Data about app and page elements

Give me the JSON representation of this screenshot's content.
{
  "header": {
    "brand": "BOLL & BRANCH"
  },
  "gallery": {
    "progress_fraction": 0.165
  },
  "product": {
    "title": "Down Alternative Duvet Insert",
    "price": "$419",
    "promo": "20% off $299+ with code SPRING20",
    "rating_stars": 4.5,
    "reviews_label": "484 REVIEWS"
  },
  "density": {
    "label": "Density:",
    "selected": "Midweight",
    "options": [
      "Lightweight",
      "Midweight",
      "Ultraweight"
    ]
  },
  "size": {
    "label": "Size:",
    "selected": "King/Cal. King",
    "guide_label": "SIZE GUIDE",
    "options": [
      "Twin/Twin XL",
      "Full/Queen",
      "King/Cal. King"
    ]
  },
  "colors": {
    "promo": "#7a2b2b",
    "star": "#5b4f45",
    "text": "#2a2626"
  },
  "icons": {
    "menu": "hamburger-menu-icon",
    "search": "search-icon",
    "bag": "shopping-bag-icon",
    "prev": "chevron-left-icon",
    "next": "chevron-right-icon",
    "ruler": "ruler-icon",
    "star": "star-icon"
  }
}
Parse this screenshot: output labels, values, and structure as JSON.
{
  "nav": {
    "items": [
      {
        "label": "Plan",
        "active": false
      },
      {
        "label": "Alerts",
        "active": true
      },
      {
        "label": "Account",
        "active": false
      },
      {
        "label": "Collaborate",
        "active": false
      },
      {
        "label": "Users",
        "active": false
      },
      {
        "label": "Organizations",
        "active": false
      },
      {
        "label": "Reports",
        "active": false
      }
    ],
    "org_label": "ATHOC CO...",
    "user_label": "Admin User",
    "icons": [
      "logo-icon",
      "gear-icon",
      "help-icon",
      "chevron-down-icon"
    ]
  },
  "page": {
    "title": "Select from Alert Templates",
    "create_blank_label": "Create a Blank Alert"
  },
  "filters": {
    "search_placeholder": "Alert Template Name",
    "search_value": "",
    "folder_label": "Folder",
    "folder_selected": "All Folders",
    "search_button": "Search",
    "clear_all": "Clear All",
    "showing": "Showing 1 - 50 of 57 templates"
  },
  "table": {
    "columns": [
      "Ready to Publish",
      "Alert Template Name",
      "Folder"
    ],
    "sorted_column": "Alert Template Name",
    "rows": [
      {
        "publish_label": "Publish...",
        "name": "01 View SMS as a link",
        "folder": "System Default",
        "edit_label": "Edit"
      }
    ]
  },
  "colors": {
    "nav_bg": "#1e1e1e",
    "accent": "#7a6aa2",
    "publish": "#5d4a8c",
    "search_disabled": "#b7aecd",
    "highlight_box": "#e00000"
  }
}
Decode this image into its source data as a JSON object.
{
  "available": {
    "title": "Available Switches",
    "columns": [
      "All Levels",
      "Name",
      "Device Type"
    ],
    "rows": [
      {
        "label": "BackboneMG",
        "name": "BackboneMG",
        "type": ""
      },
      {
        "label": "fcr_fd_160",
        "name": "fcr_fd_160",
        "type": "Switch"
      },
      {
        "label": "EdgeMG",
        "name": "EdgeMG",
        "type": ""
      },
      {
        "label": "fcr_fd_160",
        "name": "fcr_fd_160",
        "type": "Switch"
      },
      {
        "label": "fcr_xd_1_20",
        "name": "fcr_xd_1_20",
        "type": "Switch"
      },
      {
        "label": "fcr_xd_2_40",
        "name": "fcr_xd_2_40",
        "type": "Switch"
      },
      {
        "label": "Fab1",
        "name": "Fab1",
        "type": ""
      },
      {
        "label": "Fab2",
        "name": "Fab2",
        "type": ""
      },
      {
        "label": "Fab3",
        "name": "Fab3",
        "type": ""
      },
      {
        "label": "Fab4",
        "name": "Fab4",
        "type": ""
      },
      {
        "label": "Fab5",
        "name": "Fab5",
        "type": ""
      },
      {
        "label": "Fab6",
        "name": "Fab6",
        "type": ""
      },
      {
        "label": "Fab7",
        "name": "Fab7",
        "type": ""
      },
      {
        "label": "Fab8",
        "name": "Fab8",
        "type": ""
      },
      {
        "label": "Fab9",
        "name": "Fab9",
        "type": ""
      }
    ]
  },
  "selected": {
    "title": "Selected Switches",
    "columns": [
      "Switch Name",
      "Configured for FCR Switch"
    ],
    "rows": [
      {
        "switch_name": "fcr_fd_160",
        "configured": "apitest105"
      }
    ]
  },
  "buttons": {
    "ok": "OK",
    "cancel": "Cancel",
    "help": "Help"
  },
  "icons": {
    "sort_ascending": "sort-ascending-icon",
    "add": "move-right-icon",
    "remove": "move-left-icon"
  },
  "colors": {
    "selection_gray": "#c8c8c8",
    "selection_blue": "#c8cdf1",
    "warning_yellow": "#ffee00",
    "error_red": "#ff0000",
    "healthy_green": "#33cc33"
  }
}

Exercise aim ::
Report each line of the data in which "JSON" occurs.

Reply to the exercise ::
Give me the JSON representation of this screenshot's content.
Parse this screenshot: output labels, values, and structure as JSON.
Decode this image into its source data as a JSON object.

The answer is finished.